------ SOURCE DATA ------
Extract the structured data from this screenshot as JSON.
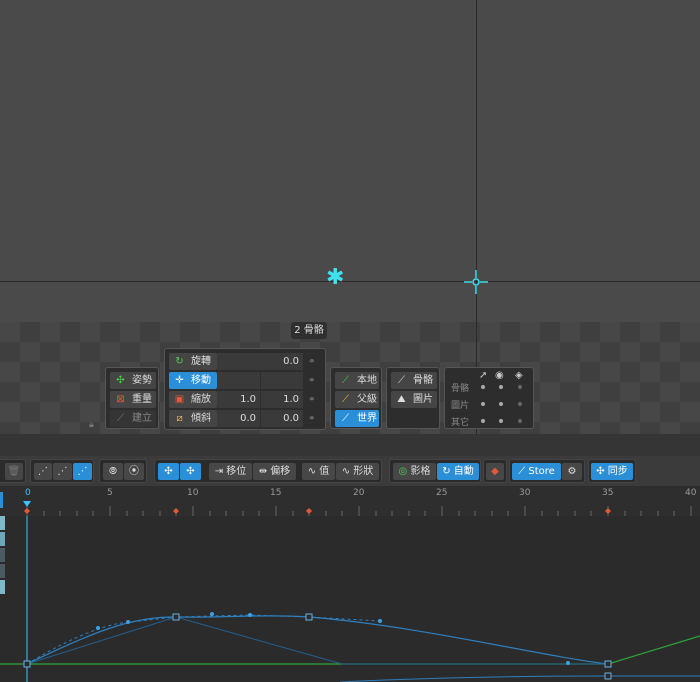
{
  "viewport": {
    "tooltip": "2 骨骼"
  },
  "mode_panel": {
    "pose": "姿勢",
    "weights": "重量",
    "create": "建立"
  },
  "transform_panel": {
    "rotate": {
      "label": "旋轉",
      "value": "0.0"
    },
    "translate": {
      "label": "移動"
    },
    "scale": {
      "label": "縮放",
      "x": "1.0",
      "y": "1.0"
    },
    "shear": {
      "label": "傾斜",
      "x": "0.0",
      "y": "0.0"
    }
  },
  "axes_panel": {
    "local": "本地",
    "parent": "父級",
    "world": "世界"
  },
  "compensate_panel": {
    "bones": "骨骼",
    "images": "圖片"
  },
  "visibility_panel": {
    "rows": [
      "骨骼",
      "圖片",
      "其它"
    ]
  },
  "toolbar": {
    "offset": "移位",
    "shift": "偏移",
    "value": "值",
    "shape": "形狀",
    "ghost": "影格",
    "auto": "自動",
    "store": "Store",
    "sync": "同步"
  },
  "ruler": {
    "labels": [
      "0",
      "5",
      "10",
      "15",
      "20",
      "25",
      "30",
      "35",
      "40"
    ]
  },
  "colors": {
    "accent": "#2b8fd8",
    "cyan": "#3fe0f0",
    "curve_blue": "#2e7fbf",
    "curve_green": "#2fa43a",
    "key_red": "#e05a3a"
  }
}
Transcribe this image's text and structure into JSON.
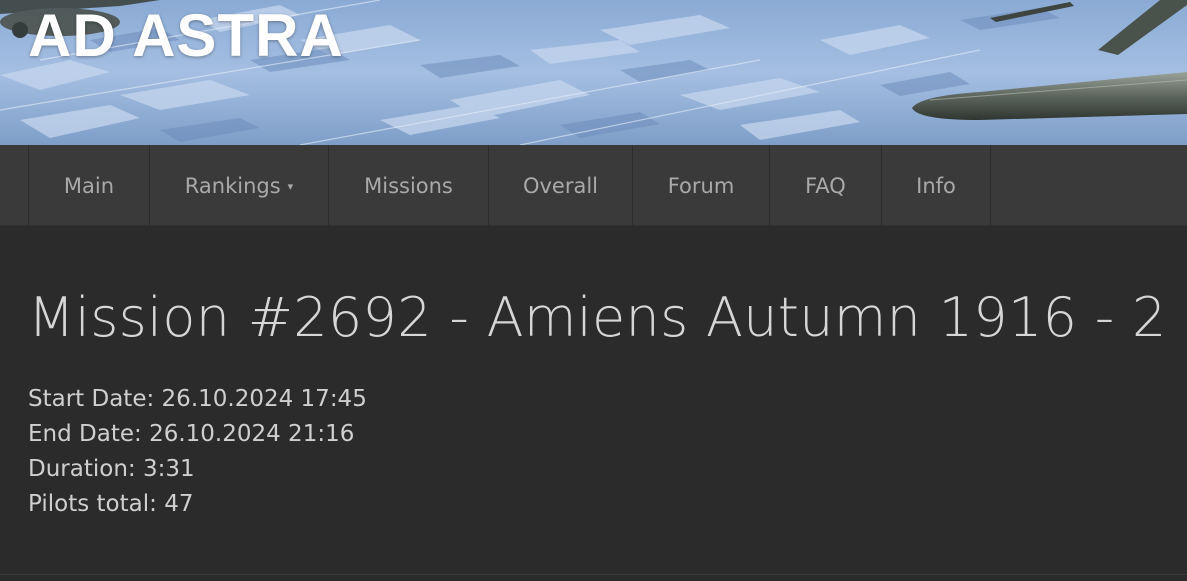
{
  "site": {
    "title": "AD ASTRA"
  },
  "nav": {
    "items": [
      {
        "label": "Main"
      },
      {
        "label": "Rankings",
        "has_dropdown": true,
        "caret": "▾"
      },
      {
        "label": "Missions"
      },
      {
        "label": "Overall"
      },
      {
        "label": "Forum"
      },
      {
        "label": "FAQ"
      },
      {
        "label": "Info"
      }
    ]
  },
  "mission": {
    "title": "Mission #2692 - Amiens Autumn 1916 - 2",
    "start_label": "Start Date:",
    "start_value": "26.10.2024 17:45",
    "end_label": "End Date:",
    "end_value": "26.10.2024 21:16",
    "duration_label": "Duration:",
    "duration_value": "3:31",
    "pilots_label": "Pilots total:",
    "pilots_value": "47"
  },
  "colors": {
    "background": "#2b2b2b",
    "navbar": "#3a3a3a",
    "nav_text": "#a9a9a9",
    "text": "#d4d4d4",
    "banner_sky": "#9ab6dc"
  },
  "icons": {
    "dropdown": "caret-down-icon"
  }
}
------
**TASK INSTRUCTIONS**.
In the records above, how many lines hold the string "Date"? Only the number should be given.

**RESULT**.
2